Learning the law in London

English common law is the system on which the U.S. legal system is based—and nothing brings the study of American law to life like a personal introduction to British legal institutions. For three decades, a popular Loyola study abroad program has allowed law students to experience firsthand the similarities and differences between English and American advocacy.

All of the School of Law’s areas of expertise—health law, child and family law, advocacy, business and tax, antitrust, intellectual property—have strong international and comparative components. The School of Law’s rich curriculum, in Chicago and abroad, continually expands to respond to developing areas of international professional interest.

Now in its 30th year, Loyola’s London Comparative Advocacy Program remains a popular study option for second- and third-year students interested in experiencing different cultures, creating global connections, and deepening their understanding of foreign legal systems.

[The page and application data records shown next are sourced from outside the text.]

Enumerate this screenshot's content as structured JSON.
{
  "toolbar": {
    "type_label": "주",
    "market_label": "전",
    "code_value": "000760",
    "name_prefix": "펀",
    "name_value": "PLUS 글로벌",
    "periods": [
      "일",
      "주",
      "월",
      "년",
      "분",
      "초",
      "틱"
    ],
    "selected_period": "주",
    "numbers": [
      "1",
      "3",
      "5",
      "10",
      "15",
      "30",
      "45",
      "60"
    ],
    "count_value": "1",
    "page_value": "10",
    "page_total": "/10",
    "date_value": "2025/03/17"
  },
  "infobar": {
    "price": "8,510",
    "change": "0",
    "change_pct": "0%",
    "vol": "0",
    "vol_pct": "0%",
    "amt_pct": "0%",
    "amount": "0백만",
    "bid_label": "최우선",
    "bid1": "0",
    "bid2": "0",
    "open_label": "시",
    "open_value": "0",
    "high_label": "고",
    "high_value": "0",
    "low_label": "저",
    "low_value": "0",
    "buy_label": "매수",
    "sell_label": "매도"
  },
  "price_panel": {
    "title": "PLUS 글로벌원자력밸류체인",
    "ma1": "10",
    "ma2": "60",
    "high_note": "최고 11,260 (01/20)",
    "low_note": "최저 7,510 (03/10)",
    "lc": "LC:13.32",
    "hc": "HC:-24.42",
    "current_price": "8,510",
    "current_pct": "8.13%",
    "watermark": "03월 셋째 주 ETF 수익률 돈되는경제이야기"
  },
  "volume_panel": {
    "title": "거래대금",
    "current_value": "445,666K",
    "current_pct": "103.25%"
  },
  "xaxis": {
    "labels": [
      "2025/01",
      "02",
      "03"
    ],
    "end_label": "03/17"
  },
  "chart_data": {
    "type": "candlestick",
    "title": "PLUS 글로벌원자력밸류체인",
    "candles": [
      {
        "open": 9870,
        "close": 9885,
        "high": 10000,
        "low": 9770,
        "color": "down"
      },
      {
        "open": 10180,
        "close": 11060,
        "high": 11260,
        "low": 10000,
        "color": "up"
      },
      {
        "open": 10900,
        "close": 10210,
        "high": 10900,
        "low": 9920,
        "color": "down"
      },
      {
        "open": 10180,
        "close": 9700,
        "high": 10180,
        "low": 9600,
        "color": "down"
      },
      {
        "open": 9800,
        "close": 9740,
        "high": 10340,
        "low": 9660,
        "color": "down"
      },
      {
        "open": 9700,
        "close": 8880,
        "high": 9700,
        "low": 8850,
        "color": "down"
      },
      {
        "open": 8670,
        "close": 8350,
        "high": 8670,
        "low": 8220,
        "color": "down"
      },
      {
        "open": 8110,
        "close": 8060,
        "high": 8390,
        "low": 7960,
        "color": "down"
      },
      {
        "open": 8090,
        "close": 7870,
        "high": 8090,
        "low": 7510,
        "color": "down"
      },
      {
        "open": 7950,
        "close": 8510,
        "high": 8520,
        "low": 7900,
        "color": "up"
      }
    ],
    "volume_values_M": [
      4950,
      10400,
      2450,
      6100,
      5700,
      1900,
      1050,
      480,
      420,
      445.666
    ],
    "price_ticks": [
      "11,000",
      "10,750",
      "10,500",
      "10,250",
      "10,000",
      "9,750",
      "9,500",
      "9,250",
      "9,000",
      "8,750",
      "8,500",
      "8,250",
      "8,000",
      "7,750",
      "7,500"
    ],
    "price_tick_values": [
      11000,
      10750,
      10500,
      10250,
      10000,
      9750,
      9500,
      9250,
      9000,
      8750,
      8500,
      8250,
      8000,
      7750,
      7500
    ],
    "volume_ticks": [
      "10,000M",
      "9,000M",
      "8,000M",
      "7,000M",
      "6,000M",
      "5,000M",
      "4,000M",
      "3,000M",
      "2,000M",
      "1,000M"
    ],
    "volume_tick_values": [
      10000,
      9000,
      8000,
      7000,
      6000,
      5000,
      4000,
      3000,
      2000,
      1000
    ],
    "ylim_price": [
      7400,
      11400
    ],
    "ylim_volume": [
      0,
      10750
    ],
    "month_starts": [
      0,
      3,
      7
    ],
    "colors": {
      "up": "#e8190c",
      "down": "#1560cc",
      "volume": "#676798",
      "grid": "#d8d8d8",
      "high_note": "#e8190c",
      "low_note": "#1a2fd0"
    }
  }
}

Each year over winter break, approximately a dozen Loyola law students, accompanied by Associate Dean James Faught, members of the law faculty, and distinguished guests, participate in the London Comparative Advocacy Program. For two weeks, students immerse themselves in London activities that focus on the English legal profession and system of advocacy. After a series of lectures at the Inns of Court, students observe trials at the historic Old Bailey while considering parallels and variances with the American legal system they’ve come to know.

“The many strong partnerships Loyola has forged with our London friends and colleagues over the years really makes this study abroad opportunity unique for our students,” says Faught, who founded the program in 1988. “It’s a wonderful learning experience to compare the English and American legal systems through interaction and educational activities with barristers, judges, and court administrators.”

Students also experience London through guided walking tours of various legal institutions, including the Inns of Court, the Royal Courts of Justice, the Law Society, and Parliament, which allows them to become acquainted with Central London fairly quickly. Many students take day trips touring Oxford and Canterbury, among other nearby destinations.

The London Comparative Advocacy Program is the study abroad portion of a two-hour course offered in the fall semester that focuses on the English legal system. More than 300 Loyola law students and dozens of alumni have explored London and studied its rich history through this outstanding law program.